A fortnight ago I was in Ashton on a farm shooting for the Abandoned collection [Watch video]. One morning the light was a little bright and not ideal, so I decided to go for a walk around the farm to look for possible subjects and compositions. Just for fun, I decided to try and photograph a grove of trees using the same multiple exposure technique as I had used a few years back, but this time shooting straight into the sun. To change things a bit I decided on seven exposures, I threw focus on two of them and photographed a completely different subject with texture on the last frame. I found the result to be completely captivating, but difficult to repeat. Needless to say I spent the rest of the morning and most of the following day shooting these five pictures. The sixth one was added a week ago, near Kirstenbosch gardens in Cape Town, under similar lighting conditions.
Garry Winogrand, an American photographer said, "I photograph to find out what something will look like photographed." It may sound like a completely obscured statement, but in truth this is the very appeal behind photography. Due to exposure, contrast, depth, distortion, compression and colour, the camera alters reality beautifully and in my opinion the more it alters things, the more interesting things become. So Garry, Yes! I agree with your statement, but would like to add to it if I may. Try to photograph the same scene over and over on the one frame, exercise some creative freedom and you will see how impressionistic that something becomes.

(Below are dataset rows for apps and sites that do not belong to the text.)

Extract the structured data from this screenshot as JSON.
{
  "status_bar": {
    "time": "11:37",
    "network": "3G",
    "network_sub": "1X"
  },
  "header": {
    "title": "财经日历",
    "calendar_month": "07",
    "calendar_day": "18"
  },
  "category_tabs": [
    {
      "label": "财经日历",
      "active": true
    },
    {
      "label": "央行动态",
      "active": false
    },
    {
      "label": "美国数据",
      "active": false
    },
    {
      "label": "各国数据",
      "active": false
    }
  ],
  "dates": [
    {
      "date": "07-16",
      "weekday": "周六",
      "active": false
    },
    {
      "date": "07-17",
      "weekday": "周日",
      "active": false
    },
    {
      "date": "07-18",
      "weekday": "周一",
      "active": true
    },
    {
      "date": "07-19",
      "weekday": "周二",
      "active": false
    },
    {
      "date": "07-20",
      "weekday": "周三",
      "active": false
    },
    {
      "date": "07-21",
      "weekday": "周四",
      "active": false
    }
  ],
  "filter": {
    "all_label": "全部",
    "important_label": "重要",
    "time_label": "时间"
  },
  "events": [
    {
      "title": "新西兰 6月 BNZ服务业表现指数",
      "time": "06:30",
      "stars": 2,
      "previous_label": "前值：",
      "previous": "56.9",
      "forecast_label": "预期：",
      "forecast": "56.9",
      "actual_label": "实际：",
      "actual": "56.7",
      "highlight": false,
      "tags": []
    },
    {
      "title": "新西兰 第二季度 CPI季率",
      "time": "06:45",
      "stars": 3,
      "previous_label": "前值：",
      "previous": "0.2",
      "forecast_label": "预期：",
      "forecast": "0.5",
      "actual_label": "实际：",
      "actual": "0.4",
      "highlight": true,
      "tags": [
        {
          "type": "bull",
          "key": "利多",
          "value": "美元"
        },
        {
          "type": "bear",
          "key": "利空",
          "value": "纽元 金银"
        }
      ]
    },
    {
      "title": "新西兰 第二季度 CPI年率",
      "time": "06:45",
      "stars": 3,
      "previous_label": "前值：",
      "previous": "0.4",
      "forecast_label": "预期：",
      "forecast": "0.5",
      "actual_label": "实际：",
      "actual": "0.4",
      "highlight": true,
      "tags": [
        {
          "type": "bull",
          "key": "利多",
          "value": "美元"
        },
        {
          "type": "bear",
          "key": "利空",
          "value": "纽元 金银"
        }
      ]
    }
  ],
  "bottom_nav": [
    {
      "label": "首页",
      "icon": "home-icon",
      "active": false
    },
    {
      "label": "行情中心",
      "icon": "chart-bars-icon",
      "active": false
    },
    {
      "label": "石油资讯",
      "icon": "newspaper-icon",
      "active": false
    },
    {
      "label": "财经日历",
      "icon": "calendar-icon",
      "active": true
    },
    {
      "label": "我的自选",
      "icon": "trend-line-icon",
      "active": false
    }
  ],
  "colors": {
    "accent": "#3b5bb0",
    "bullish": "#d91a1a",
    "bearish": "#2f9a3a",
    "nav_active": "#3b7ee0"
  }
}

I am really happy with the colour, mood and overall feel of this print collection. Needless to say the ultimate test will be seeing them on a wall and ultimately the public's response to them in the gallery.